"The potential of creating a destination" drew him to fast-growing Gloucester County and the former Old Swedes Inn, but it's also the first time the respected Philly chef has had a financial foothold in a restaurant, a partnership with certified public accountant and Marlton Diner owner Gus Tzitzifas. That might explain his near-microscopic approach to housekeeping.
"It's not a job I could just walk away from," said Feury, originally from Monmouth County, of his signed-up stake in the business and bricks. "But I've always run kitchens like I've owned them, [and] I've always been given the autonomy to do so. I'm always best at what I do when I'm left to do what I do best."
Katz took a slightly different path to Tavro, which means "bull" in Greek ("I'm very stubborn, like a bull," explained Tzitzifas).
In July, the fellow Jersey boy decided to close his well-loved Mémé at 22nd and Spruce. Taking meetings en route to the next opportunity, he began talking with Feury about Tavro 13. "The stars aligned," said Katz. "I don't have my next step yet, so I'm here. Opening new restaurants is exciting for sure, even if you're not 'the guy.' "
Since Feury favors working the line during service, Katz has taken on the responsibility of expediting the plates flying out to Tavro's 70-seat dining area, big barroom and live-music lounge, prepping the dessert menu and maintaining the wine list - much more elaborate than the selection he cultivated at Mémé.
On paper, it reads like the abstract of a culinary sitcom we'd all watch: Two prominent, big-city chefs cooking upscale food for a downscale town in an overhauled 18th-century inn a few feet along Kings Highway from a Christian thrift shop. The first question that comes to mind: Is this weird for you guys?
"It's a little bit weird," admitted Katz, coming off a long chef/owner stint between M Restaurant, in the Morris Hotel, and Mémé. "For the past seven years, I've been where the questions come. I made the decisions, and I like that role." But the unorthodox setup clicks, according to Katz, because he's working side by side with Feury, a chef he's "respected for a long time."
His supervisory reflexes still kick in. "When people come into the kitchen and say, 'Chef,' I look up. But they're talking with him."
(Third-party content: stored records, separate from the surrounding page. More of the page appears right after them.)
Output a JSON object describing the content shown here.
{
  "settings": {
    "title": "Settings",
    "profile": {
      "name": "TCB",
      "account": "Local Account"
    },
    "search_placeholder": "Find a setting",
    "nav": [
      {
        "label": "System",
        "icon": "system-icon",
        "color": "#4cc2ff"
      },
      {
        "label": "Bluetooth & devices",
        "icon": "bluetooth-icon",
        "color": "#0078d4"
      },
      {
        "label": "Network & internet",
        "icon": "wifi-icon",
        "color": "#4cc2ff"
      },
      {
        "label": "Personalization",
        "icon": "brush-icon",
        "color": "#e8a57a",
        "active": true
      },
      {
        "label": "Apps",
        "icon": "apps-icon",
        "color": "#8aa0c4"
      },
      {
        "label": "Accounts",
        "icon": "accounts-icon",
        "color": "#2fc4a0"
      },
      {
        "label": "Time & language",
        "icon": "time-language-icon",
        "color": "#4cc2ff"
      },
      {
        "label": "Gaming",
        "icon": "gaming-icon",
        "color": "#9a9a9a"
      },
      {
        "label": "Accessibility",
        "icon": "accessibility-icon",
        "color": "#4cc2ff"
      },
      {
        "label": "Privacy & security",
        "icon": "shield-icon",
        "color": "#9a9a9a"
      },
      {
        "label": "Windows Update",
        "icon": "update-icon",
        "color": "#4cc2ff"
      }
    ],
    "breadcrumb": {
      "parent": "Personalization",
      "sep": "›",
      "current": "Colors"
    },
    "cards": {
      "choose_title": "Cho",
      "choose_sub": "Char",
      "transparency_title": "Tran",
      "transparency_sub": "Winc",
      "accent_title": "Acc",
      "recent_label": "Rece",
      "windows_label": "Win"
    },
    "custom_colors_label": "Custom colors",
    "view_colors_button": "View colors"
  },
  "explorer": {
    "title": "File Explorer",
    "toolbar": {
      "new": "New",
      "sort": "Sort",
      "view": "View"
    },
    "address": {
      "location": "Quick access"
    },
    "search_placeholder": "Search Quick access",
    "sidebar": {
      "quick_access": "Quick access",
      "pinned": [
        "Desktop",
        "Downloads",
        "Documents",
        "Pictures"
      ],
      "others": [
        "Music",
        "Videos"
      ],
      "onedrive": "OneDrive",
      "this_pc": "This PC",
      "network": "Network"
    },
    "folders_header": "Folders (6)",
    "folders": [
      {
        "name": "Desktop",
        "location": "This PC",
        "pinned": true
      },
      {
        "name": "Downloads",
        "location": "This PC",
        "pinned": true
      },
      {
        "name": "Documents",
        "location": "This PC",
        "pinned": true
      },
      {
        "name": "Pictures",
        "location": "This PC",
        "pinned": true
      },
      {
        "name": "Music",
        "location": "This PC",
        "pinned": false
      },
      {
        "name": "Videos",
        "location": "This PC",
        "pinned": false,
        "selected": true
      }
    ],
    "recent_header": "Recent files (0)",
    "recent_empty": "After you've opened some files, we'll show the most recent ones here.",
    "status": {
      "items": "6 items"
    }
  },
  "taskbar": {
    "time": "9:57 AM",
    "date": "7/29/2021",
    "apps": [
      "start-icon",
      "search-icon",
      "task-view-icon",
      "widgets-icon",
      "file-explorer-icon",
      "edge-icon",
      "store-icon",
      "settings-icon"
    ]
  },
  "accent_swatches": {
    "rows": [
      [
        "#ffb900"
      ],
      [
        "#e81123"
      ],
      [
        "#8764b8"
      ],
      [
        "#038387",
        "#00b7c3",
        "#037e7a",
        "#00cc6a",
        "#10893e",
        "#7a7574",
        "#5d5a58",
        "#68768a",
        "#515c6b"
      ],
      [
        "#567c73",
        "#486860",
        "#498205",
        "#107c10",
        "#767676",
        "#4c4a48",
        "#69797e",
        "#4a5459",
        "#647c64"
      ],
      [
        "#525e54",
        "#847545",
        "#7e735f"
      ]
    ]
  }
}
"It's great to have another chef," said Feury of Katz's presence in his (unsurprisingly) spotless kitchen. It allows him to focus on the cooking, which is "no departure from the types of things I did [in Philly]," difference in ZIP code be damned.
"It's not dumbed down," Feury said. As with everywhere else he's cooked, "I really am focusing on keeping things very straightforward and very recognizable."
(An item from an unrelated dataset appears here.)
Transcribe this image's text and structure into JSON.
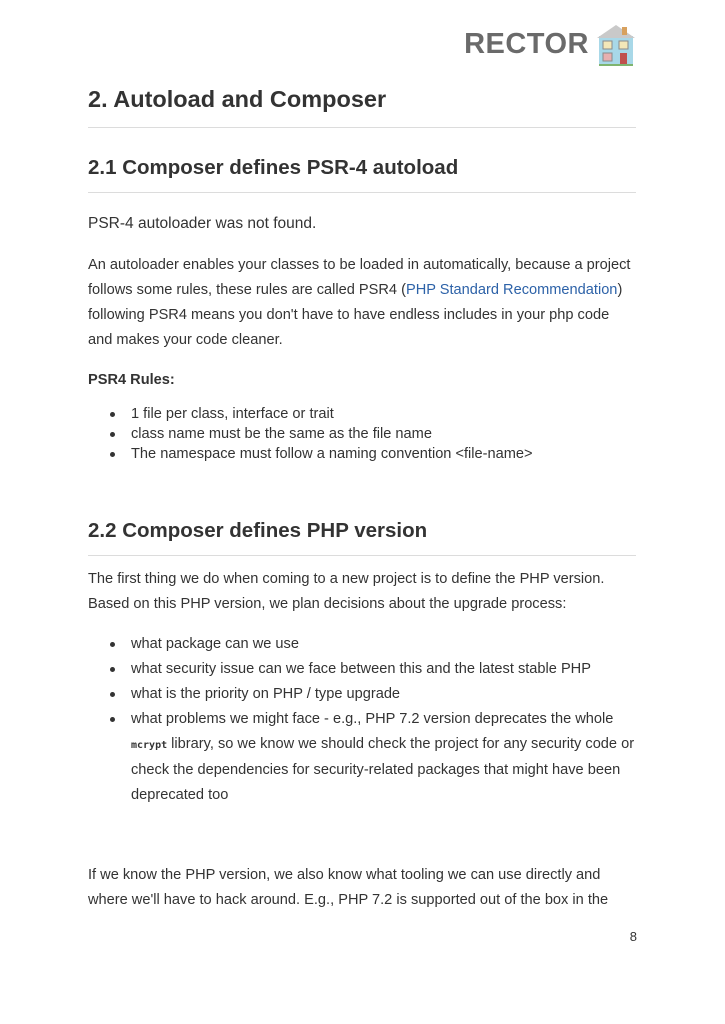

But that downplays some of the more ambitious work on Tavro's menu, dishes Feury is pleased Tavro's crowd is taking to. Yes, there's free-range chicken and strip steak, but he's also doing swordfish with tatsoi and yellowtail with blanched sea beans. One plate in particular, confit lamb belly with braised quince and harissa, is something he offered at Fork to middling response.
"We [might have] sold three on a Saturday night," he said. "Here, I'm selling a lot of it. I'm on my third batch in a week and a half." The same goes for sweetbread-stuffed chicken wings on the bar menu.
"I thought just the word 'sweetbread' would put the brakes on that, but it hasn't."
It's easy for us city slickers to assume that small-town Swedesboro would be apprehensive to this type of cooking, but the opposite is proving true in the early going. Diners who might have hauled over to Philly or Haddonfield, N.J., to eat now have a much more local option. "From Cherry Hill all the way down to the Delaware Memorial Bridge, there's not much fine dining. It's a big, untapped market," said Tzitzifas of why he targeted the location.
Feury and Katz both chuckle at some of the "Jersey-isms" they've encountered so far ("You got clams casino?"), but both are high on the bounty the rural locale offers. In adjacent Harrison Township, they attend weekly livestock and produce auctions (BYOC, as in: bring your own cage), and hope to work animals from here onto Tavro's menu. Katz might not be around to see it happen, but as of this moment both chefs are cooking in the now.
"You can't be everywhere at once," said Feury. "Having another general there to watch the flank? It's awesome."
Drew Lazor has been writing about the local food scene for more than six years. His twice-monthly column focuses on unexpected people doing unexpected things in Philadelphia food. If you come across a chef, restaurant, dish or food-related topic that bears investigation, contact him at email@example.com.